At just the right time I got a call from Ben Serotta. They were short handed in New York and needed some temporary help. So I flew back and worked some very long days for about two weeks doing my best to help them out. By the time I left New York we had an agreement for me to build brazed steel Serottas from Bozeman. Serotta sent me tubes and I turned them into frames and sent them back to be finished up and painted. It wasn’t ideal for either of us but I was proud to be working with Serotta again and it paid the bills. I rented a corner in Strong’s shop and used their jig (sorry about the flux mess Carl!) and in the span of about 4 months I built about 40 Serottas.
Strong Frames where I built steel Serottas.
It was great to be doing what I loved and I didn’t fully appreciate how much I’d missed it until I got my hands dirty again. After about 4 months Serotta rightfully pulled the plug due to the very high cost of shipping stuff back and forth. It was the right thing to do but it left me once again without frames to build. I had most of stuff needed to build along with a strong desire and suddenly felt the time was right.
It was the spring of 2003 and that I knew it was finally the right time to start my own business and build frames under my own name.

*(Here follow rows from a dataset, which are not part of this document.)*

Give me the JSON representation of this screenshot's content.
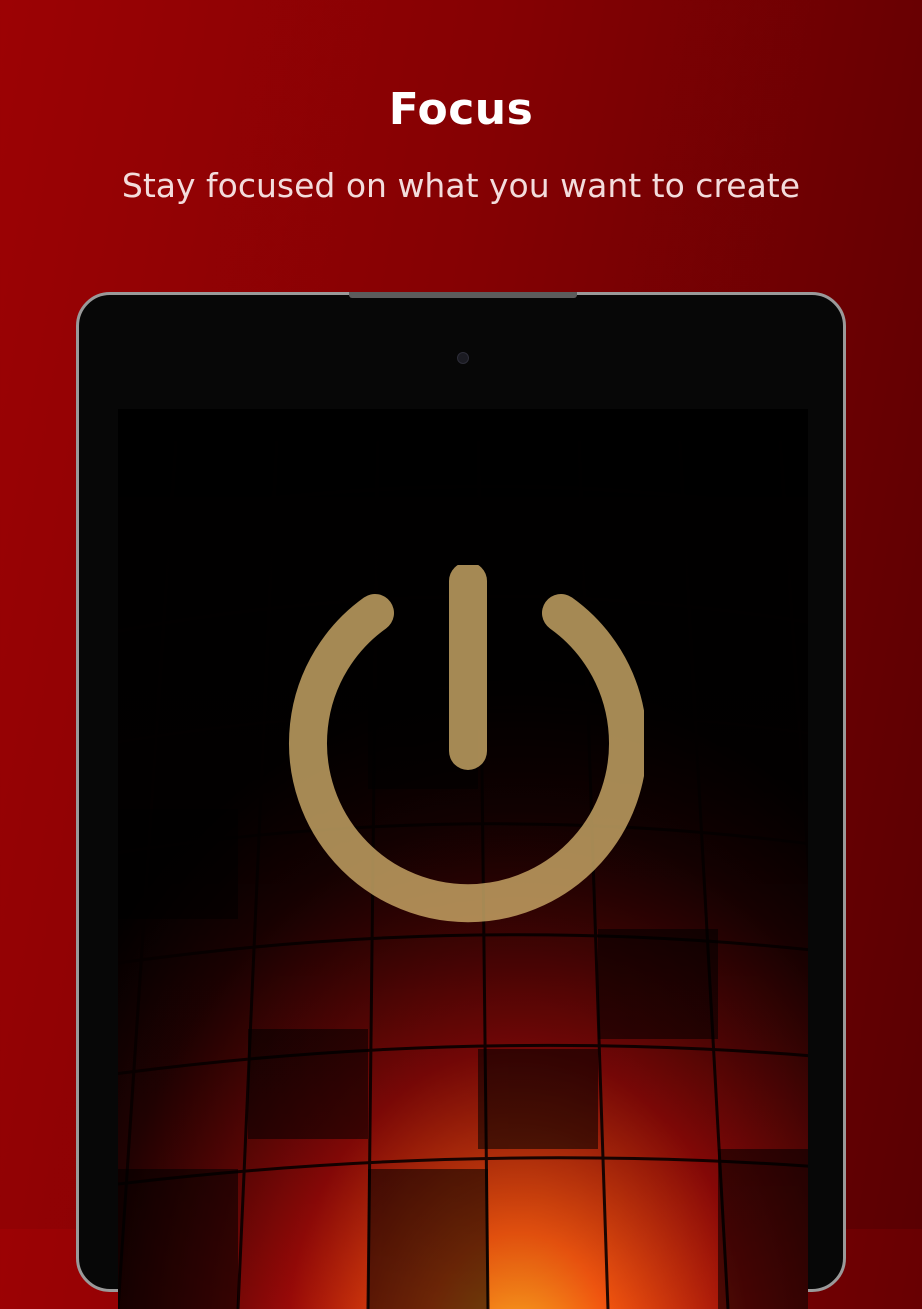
{
  "header": {
    "title": "Focus",
    "subtitle": "Stay focused on what you want to create"
  },
  "device": {
    "power_icon": "power-icon",
    "power_color": "#c9a766",
    "background_image": "hot-air-balloon-envelope"
  },
  "colors": {
    "background_start": "#9c0204",
    "background_end": "#5a0002"
  }
}
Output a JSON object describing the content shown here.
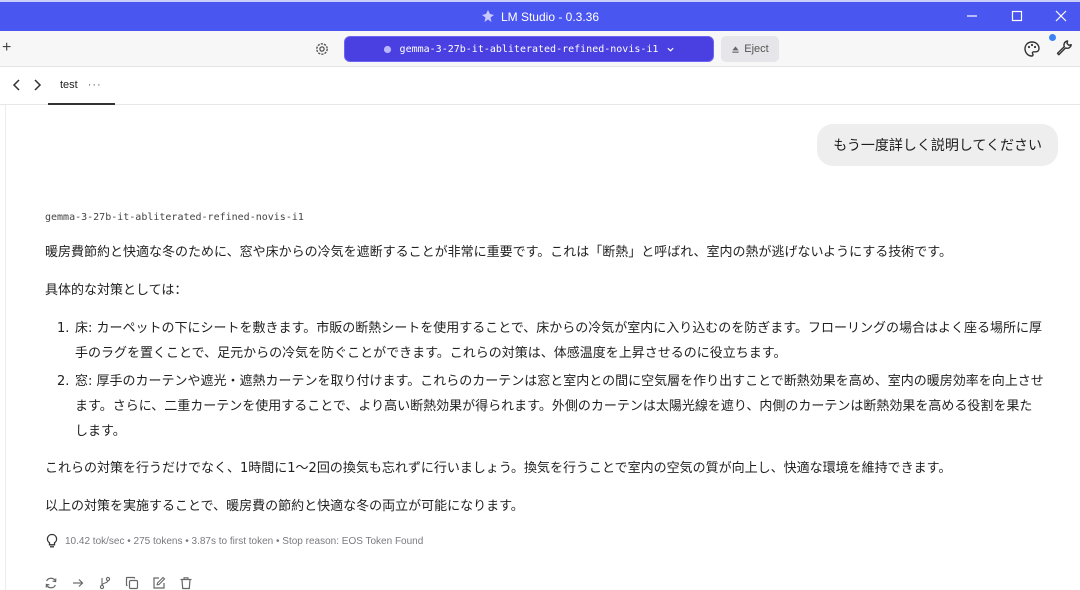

I felt that at this point I had developed the skill set needed to not only make a nice frame but to be able to do all the other stuff one needs to do to run a profitable business. With Carl Strong and Ben Serotta each supporting the idea and no toes to step on I was free to do my own thing.
Next up – 2003.